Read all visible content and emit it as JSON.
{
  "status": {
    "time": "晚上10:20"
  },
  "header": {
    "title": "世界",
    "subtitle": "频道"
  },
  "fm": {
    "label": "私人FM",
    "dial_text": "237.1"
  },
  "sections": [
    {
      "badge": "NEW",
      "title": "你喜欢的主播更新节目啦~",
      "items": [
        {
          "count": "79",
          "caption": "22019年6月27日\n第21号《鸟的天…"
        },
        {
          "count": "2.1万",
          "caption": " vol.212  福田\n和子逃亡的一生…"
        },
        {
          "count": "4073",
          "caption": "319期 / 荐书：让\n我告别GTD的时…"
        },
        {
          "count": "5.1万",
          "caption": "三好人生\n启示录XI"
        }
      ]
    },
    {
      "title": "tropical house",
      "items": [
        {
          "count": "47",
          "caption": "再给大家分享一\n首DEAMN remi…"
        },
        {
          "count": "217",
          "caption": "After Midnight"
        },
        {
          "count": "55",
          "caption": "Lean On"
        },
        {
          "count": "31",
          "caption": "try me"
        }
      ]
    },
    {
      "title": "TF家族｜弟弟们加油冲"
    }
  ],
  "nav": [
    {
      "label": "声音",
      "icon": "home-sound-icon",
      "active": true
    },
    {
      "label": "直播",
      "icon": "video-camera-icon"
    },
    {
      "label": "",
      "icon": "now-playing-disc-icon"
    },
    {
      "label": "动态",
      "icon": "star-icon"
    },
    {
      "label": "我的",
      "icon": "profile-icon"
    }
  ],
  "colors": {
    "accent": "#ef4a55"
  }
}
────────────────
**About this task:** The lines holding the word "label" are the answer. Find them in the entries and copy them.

**Result:**
    "label": "私人FM",
      "label": "声音",
      "label": "直播",
      "label": "",
      "label": "动态",
      "label": "我的",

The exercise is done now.